The post-Millennial expansion of music festivals in the UK has been accompanied by a marked upsurge in sponsorship and branding activities (Anderton 2009). These sponsorship and branding activities provide the necessary financial and marketing support required by many events in order to survive in an increasingly competitive and saturated market, but they also raise questions regarding the ?true meaning? of festivals. In particular, there is a tension between a once prevailing understanding of music festivals as spaces of countercultural critique and alternative models of living in the country, and their contemporary position as important leisure and tourist resources that are positively mediated through radio, television, magazines and the internet (Anderton 2011). This tension is perhaps felt most keenly at rock and pop music festivals held in rural locations, where historical associations with the hippie counterculture and New Age Travellers of the 1970s and 1980s have created long-lasting social, cultural and political stereotypes and ideologies. The post-Millennial period has also seen the growth of small ?boutique? music festivals which often serve niche markets and tie into those social, cultural and political stereotypes and ideologies in various ways. This paper will examine how music festivals and sponsors of various sizes have created branded rural landscapes that not only communicate and negotiate ideologies related to the hippie counterculture, but also link into changing imaginaries of the rural.

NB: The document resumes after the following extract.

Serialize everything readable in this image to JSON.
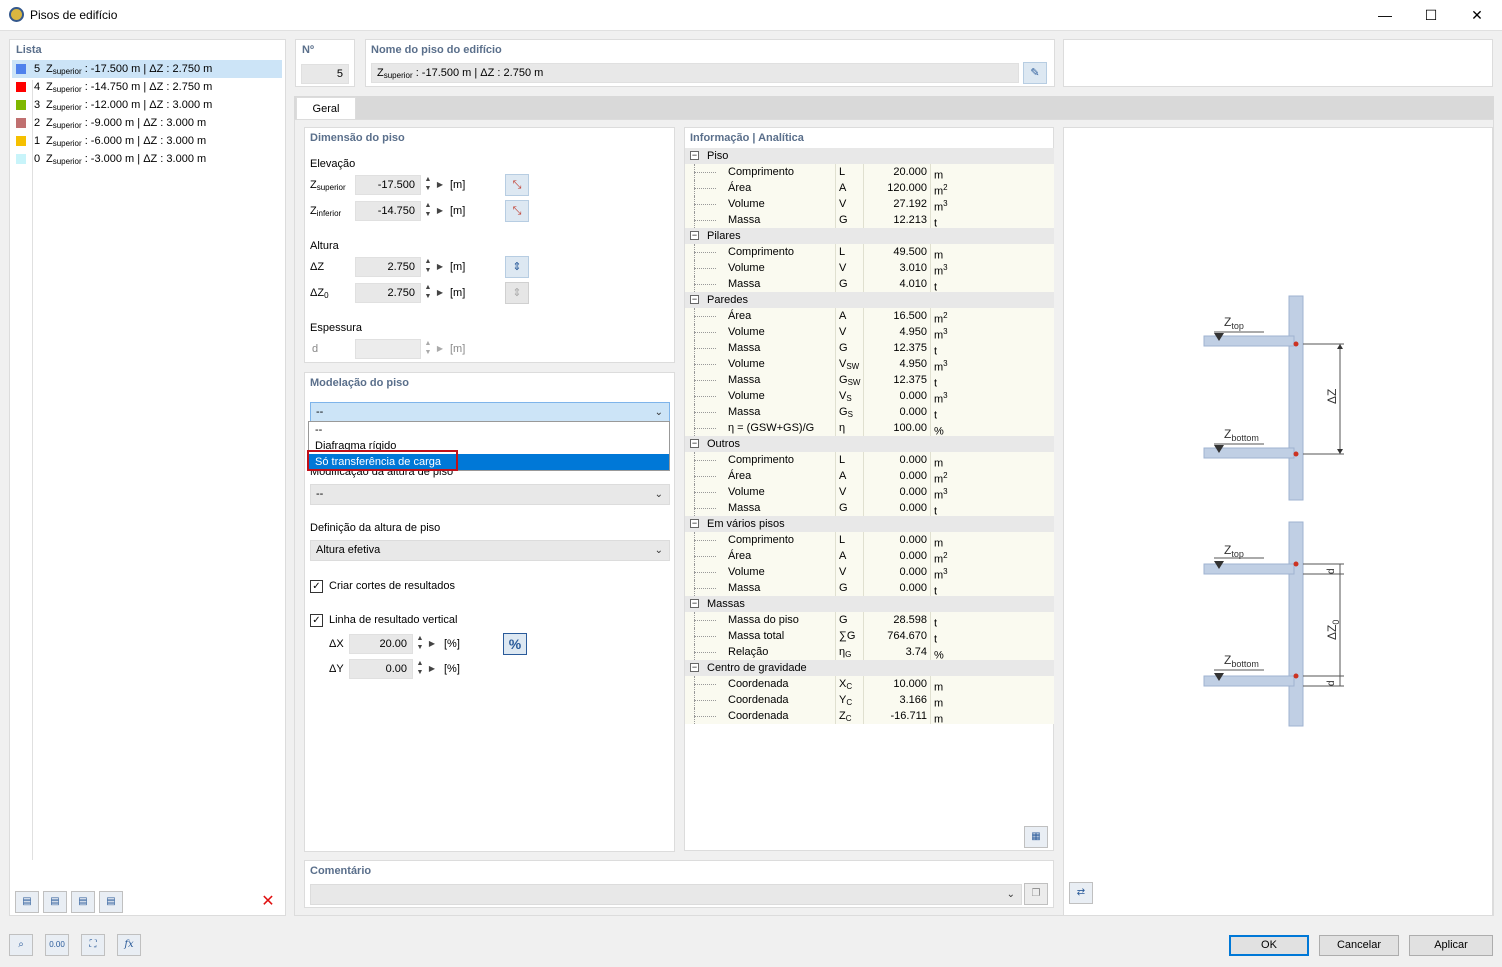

|Title of host publication||RGS-IBG Annual International Conference , 1-4 September 2015, University of Exeter.|
|Publication status||Published - 1 Sept 2015|